Data supplied

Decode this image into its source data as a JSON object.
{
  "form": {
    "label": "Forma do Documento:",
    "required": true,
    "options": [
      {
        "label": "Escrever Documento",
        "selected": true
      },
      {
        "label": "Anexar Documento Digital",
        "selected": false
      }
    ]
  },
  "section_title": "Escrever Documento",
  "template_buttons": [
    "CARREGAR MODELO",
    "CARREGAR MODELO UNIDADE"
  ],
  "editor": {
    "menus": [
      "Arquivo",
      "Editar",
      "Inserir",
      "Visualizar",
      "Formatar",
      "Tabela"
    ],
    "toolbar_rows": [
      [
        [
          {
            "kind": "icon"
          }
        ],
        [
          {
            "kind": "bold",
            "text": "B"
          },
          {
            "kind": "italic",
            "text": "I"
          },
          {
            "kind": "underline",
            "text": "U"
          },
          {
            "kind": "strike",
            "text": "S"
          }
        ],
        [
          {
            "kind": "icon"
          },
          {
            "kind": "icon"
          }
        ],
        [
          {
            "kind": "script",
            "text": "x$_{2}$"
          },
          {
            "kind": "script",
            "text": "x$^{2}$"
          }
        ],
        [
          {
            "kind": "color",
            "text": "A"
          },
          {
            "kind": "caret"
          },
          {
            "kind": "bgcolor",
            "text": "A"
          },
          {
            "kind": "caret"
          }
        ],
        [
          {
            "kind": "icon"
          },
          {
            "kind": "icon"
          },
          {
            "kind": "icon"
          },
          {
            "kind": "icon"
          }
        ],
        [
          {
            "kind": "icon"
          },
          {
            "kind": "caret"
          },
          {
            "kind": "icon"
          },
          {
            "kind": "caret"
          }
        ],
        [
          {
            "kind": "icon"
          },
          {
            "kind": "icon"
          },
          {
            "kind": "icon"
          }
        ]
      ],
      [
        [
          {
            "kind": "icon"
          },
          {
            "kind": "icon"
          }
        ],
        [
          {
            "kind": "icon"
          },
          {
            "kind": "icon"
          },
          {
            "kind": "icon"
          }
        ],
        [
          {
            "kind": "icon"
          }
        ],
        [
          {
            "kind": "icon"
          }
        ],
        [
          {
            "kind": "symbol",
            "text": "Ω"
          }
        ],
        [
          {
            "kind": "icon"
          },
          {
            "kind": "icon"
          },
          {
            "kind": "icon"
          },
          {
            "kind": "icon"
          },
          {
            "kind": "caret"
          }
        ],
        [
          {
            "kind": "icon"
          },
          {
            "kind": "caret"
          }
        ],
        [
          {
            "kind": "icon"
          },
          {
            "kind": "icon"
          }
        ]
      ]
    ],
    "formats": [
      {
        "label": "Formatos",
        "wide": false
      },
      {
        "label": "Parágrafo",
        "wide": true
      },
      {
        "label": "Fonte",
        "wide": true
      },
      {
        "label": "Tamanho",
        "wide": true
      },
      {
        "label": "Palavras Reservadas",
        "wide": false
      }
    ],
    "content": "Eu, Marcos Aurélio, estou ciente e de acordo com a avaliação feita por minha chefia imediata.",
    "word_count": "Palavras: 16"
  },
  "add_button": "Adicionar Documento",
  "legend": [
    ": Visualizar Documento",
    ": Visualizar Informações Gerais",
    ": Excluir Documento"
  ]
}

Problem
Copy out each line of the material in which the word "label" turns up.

Exercise output
    "label": "Forma do Documento:",
        "label": "Escrever Documento",
        "label": "Anexar Documento Digital",
        "label": "Formatos",
        "label": "Parágrafo",
        "label": "Fonte",
        "label": "Tamanho",
        "label": "Palavras Reservadas",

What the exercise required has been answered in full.